The reasons this time, in favour of a dramatic move to nuclear power, would seem to be rather better based than that. But the public has nonetheless every right to raise a suspicious eyebrow at a Prime Minister who seems so determined to pre-empt the results of an energy review by his own government.

Is the cause quite so urgent that it cannot wait a couple of months before publication of that review? Are Parliament and the public quite so ignorant that they cannot be trusted to debate the relative merits of energy solutions? Is the case for nuclear power so overwhelming that it need not be debated at all?

The answer to all these questions is an emphatic "No". A decision of this magnitude need not - indeed should not - be made in a mad rush of a few months.

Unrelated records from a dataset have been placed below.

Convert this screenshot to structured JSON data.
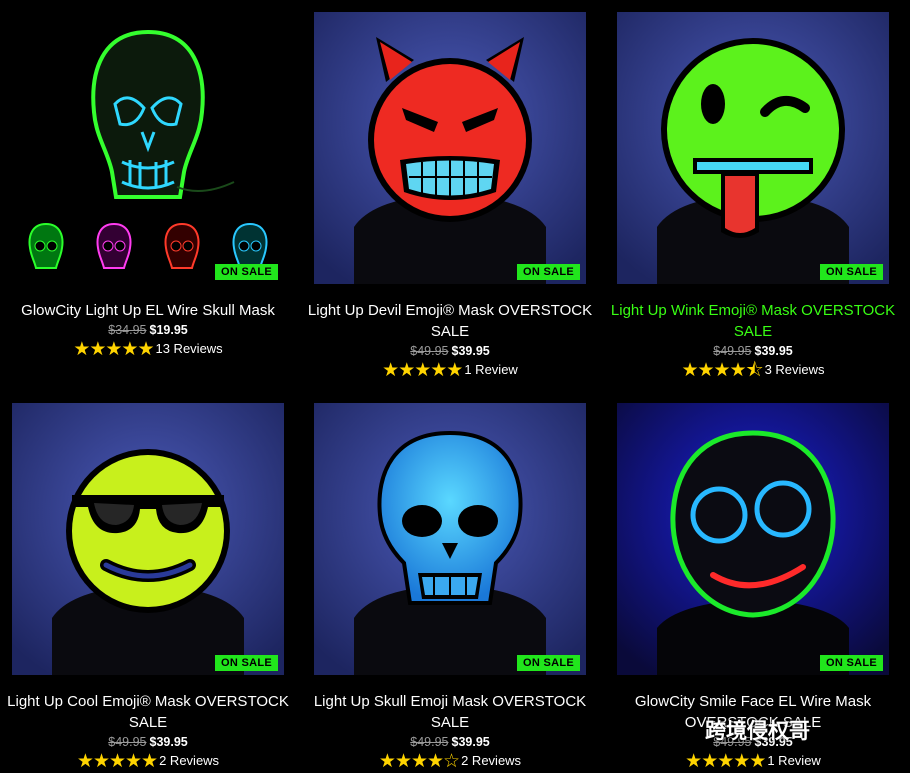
{
  "products": [
    {
      "title": "GlowCity Light Up EL Wire Skull Mask",
      "old_price": "$34.95",
      "new_price": "$19.95",
      "stars": "★★★★★",
      "reviews": "13 Reviews",
      "badge": "ON SALE"
    },
    {
      "title": "Light Up Devil Emoji® Mask OVERSTOCK SALE",
      "old_price": "$49.95",
      "new_price": "$39.95",
      "stars": "★★★★★",
      "reviews": "1 Review",
      "badge": "ON SALE"
    },
    {
      "title": "Light Up Wink Emoji® Mask OVERSTOCK SALE",
      "old_price": "$49.95",
      "new_price": "$39.95",
      "stars": "★★★★⯪",
      "reviews": "3 Reviews",
      "badge": "ON SALE"
    },
    {
      "title": "Light Up Cool Emoji® Mask OVERSTOCK SALE",
      "old_price": "$49.95",
      "new_price": "$39.95",
      "stars": "★★★★★",
      "reviews": "2 Reviews",
      "badge": "ON SALE"
    },
    {
      "title": "Light Up Skull Emoji Mask OVERSTOCK SALE",
      "old_price": "$49.95",
      "new_price": "$39.95",
      "stars": "★★★★☆",
      "reviews": "2 Reviews",
      "badge": "ON SALE"
    },
    {
      "title": "GlowCity Smile Face EL Wire Mask OVERSTOCK SALE",
      "old_price": "$49.95",
      "new_price": "$39.95",
      "stars": "★★★★★",
      "reviews": "1 Review",
      "badge": "ON SALE"
    }
  ],
  "ratings": [
    5,
    5,
    4.5,
    5,
    4,
    5
  ],
  "skull_thumbnail_colors": [
    "#2bff2b",
    "#ff3cf0",
    "#ff3a2a",
    "#29c8ff"
  ],
  "highlight_color": "#39ff14",
  "badge_color": "#21e61c",
  "watermark": "跨境侵权哥"
}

The public can, and should, be trusted with full disclosure of the argument. The balance of judgement is very far from being as one-sided as the Prime Minister makes out.

The argument for nuclear power rests largely on the basis of a perceived "gap" in electricity supplies in 20-30 years' time. Given present estimates of demand, the decline in North Sea production and the unavoidable decommissioning of nuclear and fossil-fuelled power plants, the country could find itself with a shortfall of supply by 2025. Nuclear power, so the argument goes, is necessary both to fill that gap and to enable the Government to fulfil its carbon emission targets.

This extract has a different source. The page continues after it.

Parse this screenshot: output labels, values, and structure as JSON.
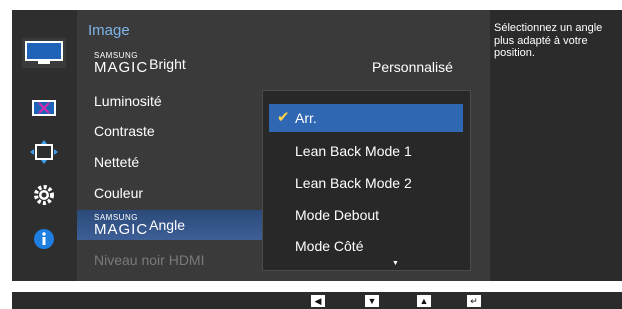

If nuclear power really were a relatively safe, non-polluting source of energy, that argument would be fine. But it isn't. Nuclear power is dangerous, poses huge problems of long-term waste disposal, is vulnerable to terrorist attacks and is extremely expensive, particularly if you take the costs of decommissioning and waste disposal into account. Nor is it by any means the only way of filling the gap in future supplies. Reducing energy demand by more fuel-efficient vehicles, expanding renewables, producing decentralised power from biomass and other technologies could all prove just as effective, if only the Government would give them the support they need.

Given the dangers and the problems of nuclear energy, it would seem only reasonable to lay out just what the true costs and the other options are before coming to a decision. The fact that the Prime Minister does not suggests that he has already made up his mind and wishes to pre-empt the decision before the public can decide for itself.